*PROBLEM TO SOLVE*: Check every line below for the word "image" and copy each one that has it.

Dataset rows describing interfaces
+ + + + + + +
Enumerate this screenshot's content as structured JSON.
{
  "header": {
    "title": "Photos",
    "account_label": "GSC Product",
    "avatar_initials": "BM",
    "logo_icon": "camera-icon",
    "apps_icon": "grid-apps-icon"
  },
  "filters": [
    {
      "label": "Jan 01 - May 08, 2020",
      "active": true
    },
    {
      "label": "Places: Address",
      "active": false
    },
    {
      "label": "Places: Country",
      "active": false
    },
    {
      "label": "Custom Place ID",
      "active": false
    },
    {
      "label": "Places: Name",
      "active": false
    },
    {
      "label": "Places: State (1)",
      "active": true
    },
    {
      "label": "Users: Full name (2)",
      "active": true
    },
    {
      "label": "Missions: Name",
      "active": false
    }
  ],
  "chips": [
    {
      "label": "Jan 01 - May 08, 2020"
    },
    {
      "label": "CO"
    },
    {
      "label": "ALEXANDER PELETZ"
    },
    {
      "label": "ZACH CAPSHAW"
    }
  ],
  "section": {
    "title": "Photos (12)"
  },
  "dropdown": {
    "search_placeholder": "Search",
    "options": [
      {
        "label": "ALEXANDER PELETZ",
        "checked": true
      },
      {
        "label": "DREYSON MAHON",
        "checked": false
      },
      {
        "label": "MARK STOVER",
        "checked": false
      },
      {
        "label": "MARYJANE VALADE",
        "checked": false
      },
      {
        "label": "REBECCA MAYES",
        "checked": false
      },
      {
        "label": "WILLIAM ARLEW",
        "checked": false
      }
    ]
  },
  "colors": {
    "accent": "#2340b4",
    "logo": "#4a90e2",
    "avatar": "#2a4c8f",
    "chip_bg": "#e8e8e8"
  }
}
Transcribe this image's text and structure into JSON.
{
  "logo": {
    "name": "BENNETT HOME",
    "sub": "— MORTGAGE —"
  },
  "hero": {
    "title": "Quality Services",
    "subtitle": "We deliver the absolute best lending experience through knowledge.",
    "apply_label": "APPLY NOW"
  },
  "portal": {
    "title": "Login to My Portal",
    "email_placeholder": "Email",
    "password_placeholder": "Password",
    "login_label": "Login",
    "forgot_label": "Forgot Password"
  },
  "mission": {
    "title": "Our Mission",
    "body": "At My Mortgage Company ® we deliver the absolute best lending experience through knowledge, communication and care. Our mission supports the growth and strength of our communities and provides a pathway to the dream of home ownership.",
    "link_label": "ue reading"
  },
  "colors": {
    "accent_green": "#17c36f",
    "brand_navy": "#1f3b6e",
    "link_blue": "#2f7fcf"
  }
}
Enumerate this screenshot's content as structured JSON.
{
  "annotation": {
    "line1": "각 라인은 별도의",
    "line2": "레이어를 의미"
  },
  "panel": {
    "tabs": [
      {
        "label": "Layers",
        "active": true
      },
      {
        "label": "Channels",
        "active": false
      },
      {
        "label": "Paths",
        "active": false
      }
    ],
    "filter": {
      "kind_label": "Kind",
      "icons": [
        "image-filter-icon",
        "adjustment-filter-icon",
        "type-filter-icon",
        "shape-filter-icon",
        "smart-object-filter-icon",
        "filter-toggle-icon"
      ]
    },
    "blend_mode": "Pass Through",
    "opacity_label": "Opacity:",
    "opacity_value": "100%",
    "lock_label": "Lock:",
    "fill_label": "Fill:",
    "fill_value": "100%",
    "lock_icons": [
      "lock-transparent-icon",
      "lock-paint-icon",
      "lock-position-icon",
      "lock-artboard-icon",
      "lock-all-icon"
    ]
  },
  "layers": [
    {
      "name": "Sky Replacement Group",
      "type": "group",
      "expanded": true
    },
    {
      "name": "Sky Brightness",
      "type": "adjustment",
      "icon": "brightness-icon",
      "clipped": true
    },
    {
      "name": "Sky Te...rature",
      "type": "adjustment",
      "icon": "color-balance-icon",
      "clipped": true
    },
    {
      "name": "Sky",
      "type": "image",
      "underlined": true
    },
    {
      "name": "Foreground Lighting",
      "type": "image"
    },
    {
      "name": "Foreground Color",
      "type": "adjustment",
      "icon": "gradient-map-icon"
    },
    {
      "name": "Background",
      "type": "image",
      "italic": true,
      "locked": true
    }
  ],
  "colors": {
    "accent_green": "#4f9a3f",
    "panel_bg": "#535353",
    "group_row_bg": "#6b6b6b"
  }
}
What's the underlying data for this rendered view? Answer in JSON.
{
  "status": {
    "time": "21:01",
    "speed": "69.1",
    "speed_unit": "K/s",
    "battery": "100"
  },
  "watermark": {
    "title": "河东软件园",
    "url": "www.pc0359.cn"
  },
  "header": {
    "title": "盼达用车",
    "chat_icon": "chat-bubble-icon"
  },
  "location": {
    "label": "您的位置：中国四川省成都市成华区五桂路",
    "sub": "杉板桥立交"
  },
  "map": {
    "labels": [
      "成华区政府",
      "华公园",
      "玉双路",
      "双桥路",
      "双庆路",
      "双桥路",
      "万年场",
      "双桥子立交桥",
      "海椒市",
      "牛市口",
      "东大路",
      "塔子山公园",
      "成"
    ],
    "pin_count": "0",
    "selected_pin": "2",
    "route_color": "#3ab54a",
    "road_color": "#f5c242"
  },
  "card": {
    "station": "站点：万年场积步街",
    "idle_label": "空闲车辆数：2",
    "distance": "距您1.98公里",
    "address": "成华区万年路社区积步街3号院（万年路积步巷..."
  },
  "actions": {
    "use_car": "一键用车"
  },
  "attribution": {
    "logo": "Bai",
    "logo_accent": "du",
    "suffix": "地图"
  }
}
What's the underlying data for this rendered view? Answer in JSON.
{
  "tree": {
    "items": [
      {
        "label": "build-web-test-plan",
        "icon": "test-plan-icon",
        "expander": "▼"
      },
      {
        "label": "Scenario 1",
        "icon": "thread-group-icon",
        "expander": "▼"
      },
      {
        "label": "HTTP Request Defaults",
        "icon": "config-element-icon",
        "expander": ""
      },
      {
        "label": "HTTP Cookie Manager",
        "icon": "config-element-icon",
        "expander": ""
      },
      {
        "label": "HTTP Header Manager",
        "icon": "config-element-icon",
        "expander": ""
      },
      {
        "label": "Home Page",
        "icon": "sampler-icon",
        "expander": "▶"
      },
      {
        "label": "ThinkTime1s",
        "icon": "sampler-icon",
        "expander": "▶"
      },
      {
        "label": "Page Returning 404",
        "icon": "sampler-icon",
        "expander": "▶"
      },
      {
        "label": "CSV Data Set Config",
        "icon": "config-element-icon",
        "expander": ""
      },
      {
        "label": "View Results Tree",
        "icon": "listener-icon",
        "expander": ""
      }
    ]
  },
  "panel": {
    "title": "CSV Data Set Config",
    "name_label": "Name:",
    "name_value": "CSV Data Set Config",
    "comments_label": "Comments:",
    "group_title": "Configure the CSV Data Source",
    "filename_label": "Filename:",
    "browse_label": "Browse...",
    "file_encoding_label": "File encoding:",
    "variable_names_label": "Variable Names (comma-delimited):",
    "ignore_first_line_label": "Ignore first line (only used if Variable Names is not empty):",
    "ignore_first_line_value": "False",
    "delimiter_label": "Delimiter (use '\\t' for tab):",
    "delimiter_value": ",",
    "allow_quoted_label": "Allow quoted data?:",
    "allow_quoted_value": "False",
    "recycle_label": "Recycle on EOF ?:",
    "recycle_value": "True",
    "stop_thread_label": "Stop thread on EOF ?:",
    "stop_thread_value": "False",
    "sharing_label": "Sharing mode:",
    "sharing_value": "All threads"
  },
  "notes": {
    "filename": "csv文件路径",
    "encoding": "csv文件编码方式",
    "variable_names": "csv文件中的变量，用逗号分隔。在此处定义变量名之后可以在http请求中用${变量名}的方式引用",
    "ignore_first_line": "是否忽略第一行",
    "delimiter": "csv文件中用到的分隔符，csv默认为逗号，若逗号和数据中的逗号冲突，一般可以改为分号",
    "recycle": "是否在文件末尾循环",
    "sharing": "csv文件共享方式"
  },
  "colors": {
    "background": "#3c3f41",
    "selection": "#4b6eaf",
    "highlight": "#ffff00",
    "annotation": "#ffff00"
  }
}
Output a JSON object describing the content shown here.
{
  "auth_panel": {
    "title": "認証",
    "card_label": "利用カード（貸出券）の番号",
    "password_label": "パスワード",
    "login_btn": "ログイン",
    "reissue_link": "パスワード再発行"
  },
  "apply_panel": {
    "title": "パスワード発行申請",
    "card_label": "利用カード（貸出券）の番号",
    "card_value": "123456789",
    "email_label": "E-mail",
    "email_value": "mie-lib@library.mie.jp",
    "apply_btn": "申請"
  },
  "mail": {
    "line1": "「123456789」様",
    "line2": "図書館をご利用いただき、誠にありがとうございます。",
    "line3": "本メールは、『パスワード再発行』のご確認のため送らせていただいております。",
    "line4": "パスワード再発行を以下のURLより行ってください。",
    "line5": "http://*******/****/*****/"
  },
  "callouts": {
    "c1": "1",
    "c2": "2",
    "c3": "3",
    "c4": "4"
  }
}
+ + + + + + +
*RESULT*:
Transcribe this image's text and structure into JSON.
        "image-filter-icon",
      "type": "image",
      "type": "image"
      "type": "image",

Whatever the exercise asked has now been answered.